What the exercise asks = In the listing below, how many lines contain the word "this"? Answer with the number alone.
─── Provided entries ───
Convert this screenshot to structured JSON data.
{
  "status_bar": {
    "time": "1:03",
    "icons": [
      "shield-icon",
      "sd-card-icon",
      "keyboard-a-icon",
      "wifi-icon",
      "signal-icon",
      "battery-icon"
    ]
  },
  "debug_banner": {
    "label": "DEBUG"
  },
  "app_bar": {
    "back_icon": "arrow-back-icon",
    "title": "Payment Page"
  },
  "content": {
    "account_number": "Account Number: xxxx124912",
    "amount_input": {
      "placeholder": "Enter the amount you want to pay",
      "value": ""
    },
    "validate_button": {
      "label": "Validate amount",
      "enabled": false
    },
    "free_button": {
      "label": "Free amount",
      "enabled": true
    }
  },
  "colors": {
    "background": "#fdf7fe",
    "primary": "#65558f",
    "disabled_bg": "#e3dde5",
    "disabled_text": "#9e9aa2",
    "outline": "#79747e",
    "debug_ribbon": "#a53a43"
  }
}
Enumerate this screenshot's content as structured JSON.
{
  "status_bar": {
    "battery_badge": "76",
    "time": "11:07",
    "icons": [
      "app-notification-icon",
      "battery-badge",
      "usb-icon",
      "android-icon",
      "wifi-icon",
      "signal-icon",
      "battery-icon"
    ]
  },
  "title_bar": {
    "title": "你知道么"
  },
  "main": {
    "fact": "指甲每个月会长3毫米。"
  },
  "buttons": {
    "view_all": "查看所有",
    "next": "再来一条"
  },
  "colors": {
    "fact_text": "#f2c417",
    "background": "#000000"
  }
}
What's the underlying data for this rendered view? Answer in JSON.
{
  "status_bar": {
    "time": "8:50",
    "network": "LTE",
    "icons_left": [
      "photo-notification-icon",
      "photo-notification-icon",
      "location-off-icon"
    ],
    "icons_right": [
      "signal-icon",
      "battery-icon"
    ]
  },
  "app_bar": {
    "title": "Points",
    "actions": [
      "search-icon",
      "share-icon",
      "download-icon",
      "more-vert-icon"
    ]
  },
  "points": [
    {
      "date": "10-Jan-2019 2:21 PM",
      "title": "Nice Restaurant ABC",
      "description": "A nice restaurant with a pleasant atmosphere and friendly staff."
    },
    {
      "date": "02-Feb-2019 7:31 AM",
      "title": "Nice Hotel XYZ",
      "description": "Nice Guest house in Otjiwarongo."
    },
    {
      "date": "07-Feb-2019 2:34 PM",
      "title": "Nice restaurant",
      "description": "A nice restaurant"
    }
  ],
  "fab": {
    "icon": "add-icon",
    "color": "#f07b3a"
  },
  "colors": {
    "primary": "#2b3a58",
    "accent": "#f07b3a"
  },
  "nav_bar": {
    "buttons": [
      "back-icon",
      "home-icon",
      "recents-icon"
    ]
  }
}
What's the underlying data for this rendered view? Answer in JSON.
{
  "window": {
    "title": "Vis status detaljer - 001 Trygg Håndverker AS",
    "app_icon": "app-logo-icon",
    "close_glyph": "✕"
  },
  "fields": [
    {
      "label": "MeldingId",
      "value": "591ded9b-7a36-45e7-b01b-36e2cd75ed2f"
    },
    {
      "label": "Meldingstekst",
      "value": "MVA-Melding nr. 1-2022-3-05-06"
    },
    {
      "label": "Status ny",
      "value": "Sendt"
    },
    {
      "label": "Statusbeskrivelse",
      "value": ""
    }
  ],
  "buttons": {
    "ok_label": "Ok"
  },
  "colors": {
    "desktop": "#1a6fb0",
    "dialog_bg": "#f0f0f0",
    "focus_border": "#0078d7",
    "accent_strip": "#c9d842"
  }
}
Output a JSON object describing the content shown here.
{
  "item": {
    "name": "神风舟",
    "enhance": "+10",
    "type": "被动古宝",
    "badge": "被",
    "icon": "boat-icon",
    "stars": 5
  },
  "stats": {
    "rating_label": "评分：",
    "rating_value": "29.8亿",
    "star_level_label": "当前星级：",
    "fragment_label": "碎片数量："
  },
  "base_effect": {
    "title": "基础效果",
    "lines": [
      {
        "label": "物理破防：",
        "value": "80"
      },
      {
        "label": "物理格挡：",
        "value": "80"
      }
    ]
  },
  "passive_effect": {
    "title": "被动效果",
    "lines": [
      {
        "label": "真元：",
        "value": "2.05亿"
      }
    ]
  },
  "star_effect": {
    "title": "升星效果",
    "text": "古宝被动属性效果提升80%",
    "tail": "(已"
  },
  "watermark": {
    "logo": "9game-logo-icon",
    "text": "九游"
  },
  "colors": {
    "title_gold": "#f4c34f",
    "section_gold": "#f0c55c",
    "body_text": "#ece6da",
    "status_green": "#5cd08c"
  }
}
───
Written response = 4